Perversion in Masochism: Coldness and Cruelty

To understand the way Deleuze thinks about perversion is to understand the specificity he sees in masochism—its difference from sadism. It is to understand how he reads Masoch from the critical point of view, showing that Masoch takes the phantasm as a genuine double of the world and how literature therefore arises as its ideal realisation. Sade creates a literature of reason, of the cold thought where rigorous demonstrations show that reasoning itself is violence, that demonstration itself is violence. Obscene descriptions give the sadistic the power of showing themselves apathetically all-powerful. Masoch is the inventor of the phantasm, the author of the imagination that multiplies the denials as a proceeding of his art of suspense. He denies reality in order to incarnate, in suspense, the dialectic ideal phantasmé. He proceeds by multiplication of the denial as an ascending path towards the intelligible. He creates pedagogical trials of initiation to this path in order to reach his ideal. Sade’s obscene language and detailed description, on the one hand, and Masoch’s suspense and suggestive setting, on the other, both serve to conjugate literature and sexuality—this is, both clinical and critical plans.
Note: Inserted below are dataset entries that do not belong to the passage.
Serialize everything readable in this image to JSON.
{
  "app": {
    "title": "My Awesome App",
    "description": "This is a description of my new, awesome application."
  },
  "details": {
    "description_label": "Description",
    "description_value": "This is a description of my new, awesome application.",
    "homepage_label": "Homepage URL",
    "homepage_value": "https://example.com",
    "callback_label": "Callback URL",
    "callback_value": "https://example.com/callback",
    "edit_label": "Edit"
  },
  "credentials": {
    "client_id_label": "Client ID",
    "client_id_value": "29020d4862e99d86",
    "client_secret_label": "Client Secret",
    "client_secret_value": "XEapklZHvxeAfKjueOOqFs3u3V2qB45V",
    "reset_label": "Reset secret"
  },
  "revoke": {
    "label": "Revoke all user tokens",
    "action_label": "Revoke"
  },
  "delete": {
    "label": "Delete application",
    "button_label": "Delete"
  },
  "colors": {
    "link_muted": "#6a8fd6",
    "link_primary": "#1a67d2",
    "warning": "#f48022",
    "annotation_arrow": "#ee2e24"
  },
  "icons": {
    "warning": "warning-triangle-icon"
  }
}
Among Deleuze’s work, Masochism: Coldness and Cruelty has perhaps the most clinical literary approach, in which critical aspects cannot be understood without their clinical mirror. This book is an experience of reading the art of the novel as a perverse affair. Deleuze always considers Sade and Masoch to be major writers, so literature becomes a thought on the world’s epiphanies and novelistic configurations. In this book, for the first time, Deleuze gives a clinical function to artistic creation and takes a writer as an example of the intrinsic link between literature and life, of what he will say lately: literature as a health affair. And all the analysis of Masoch’s and Sade’s literature is done within a conception of the phantasm as dark precursor.